Dictionary.com's 2015 Word Of The Year Is "Identity," So Here Are 6 Times We Saw It In Action This Year
Every December, Dictionary.com selects a word that encapsulates the zeitgeist of the past year, and Dictionary.com's word of 2015 is "identity" — a fitting choice given how often identity politics have been in the news. Whether it's gender, race, or LGBT issues that got us thinking, most Americans have probably discussed identity at some point this year.
“Our data indicated a growing interest in words related to identity, as people encountered new terms throughout the year based on events tied to gender, sexuality, race, and other key issues,” said Dictionary.com CEO Liz McMillan in a press release. “Many words surrounding these topics trended or were newly added to our dictionary this year, making identity the clear front-runner as the Word of the Year.” Some of these additions include a new usage of the word "identify" for sentences like "she identifies as a woman" and a new definition of code-switching: "the modifying of one’s behavior, appearance, etc., to adapt to different sociocultural norms."

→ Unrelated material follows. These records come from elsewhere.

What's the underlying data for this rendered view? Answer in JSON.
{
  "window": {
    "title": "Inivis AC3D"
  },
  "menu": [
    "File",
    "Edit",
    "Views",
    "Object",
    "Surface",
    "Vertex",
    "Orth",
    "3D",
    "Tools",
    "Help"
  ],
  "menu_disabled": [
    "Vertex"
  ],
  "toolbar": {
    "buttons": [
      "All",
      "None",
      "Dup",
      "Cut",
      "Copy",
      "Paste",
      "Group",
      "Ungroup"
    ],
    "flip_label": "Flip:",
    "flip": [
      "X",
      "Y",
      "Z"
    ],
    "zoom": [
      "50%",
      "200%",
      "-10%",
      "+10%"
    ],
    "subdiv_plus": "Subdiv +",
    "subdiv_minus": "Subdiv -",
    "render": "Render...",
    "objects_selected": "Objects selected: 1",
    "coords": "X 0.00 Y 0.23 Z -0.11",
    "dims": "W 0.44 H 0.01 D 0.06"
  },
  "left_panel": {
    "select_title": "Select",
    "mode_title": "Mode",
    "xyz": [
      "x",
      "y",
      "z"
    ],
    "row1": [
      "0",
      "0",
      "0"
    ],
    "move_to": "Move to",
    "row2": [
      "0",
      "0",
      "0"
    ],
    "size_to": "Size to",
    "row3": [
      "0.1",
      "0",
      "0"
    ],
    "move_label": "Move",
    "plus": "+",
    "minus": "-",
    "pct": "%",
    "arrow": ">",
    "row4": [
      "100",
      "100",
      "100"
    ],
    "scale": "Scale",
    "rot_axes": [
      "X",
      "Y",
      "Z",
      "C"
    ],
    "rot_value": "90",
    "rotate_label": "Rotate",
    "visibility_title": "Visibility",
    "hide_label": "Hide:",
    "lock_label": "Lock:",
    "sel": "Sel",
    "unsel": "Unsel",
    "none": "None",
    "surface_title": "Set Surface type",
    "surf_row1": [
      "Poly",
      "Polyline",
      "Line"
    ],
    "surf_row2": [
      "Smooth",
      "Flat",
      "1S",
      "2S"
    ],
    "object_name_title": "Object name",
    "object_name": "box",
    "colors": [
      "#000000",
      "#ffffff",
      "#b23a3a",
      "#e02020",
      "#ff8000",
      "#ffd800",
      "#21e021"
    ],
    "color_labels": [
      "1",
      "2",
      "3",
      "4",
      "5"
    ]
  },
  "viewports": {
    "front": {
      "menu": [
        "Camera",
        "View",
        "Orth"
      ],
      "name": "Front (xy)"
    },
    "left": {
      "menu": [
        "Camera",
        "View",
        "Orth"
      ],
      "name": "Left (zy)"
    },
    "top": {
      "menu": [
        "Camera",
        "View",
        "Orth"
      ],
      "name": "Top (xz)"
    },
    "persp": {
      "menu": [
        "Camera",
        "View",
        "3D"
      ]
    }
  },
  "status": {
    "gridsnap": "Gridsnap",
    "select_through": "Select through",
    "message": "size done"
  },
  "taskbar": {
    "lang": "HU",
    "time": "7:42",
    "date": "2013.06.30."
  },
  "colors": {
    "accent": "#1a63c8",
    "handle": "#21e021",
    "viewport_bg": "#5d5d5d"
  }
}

“The language trends that we saw all point to a larger shift in the way society thinks about identity as being more fluid, which was evidenced by the increase in related events and news headlines,” McMillan added. To illustrate this point, here are a few moments this year that left the country in debate or celebration over identity issues.
Years of fighting for same-sex marriage in this country came to a conclusion on June 26, when the Supreme Court's Obergefell v. Hodges decision declared it illegal for any state to prohibit marriages based on sexual orientation. Celebrations exploded with colorful pictures on social media, and serendipitously, LGBT pride parades kept the celebration going the following weekend.
If anyone wasn't already aware of the transgender community through celebrities like Laverne Cox and Andreja Pejic, it was impossible for them to miss Caitlyn Jenner all over TV and on the cover of Vanity Fair. Jenner's coming out sparked newfound awareness of the discrimination trans people face in this country, as well as what it means to be transgender, particularly for those who don't share Jenner's privilege, and even what it means to be a woman (because, as John Stewart mentioned, the media showed no delay in treating Jenner according to sexist double-standards).
2015 has been a huge year for women in sports, between Jen Welter becoming the NFL's first female coach and Becky Hammon becoming the first woman to coach an NBA Summer League team. Perhaps the most iconic example of victories for women athletes this year was the U.S. women's soccer team taking the Women's World Cup title. In addition to making the United States the only country to have three Women's World Cup victories, the competition also made many Americans rethink what it means to "play like a girl." This year perhaps more than any other year, we've seen endless proof that many women can perform beyond many men's capabilities.
The news this April that we might finally have a woman president gave many hope for a more equal society and sparked national discussion about whether a woman could lead this country (misguidedly) and whether we would elect one (more realistically). The constant sexism directed toward Clinton has also come to represent the misogyny women in leadership and women in general still face.
While Caitlyn Jenner's and Hillary Clinton's news showed us that our country is growing more accepting of different identities, Donald Trump's presidential candidacy has suggested the opposite. Trump's popularity serves as a sobering reminder that many still believes that Muslim immigrants are dangerous, that people of color are thugs, that it's OK to insult women based on appearance, and that vaccinations are ruining our children. This country is divided indeed.
This year, we began hearing the term "white feminism" to describe feminists who marginalize women of color, which has also sparked discussions about including queer women, trans women, women with disabilities, and, in short, all women in feminism. The issue came to a climax at this year's VMAs, when Nicki Minaj called out Miley Cyrus for tone-policing her when she tried to talk about the racist standards by which nominations are judged. This incident, like all the events on this list, exemplify how the numerous identities coming into public consciousness are both sparking conflict and, hopefully, making the country a more inclusive place.
Images: Dominic Sayers/Flickr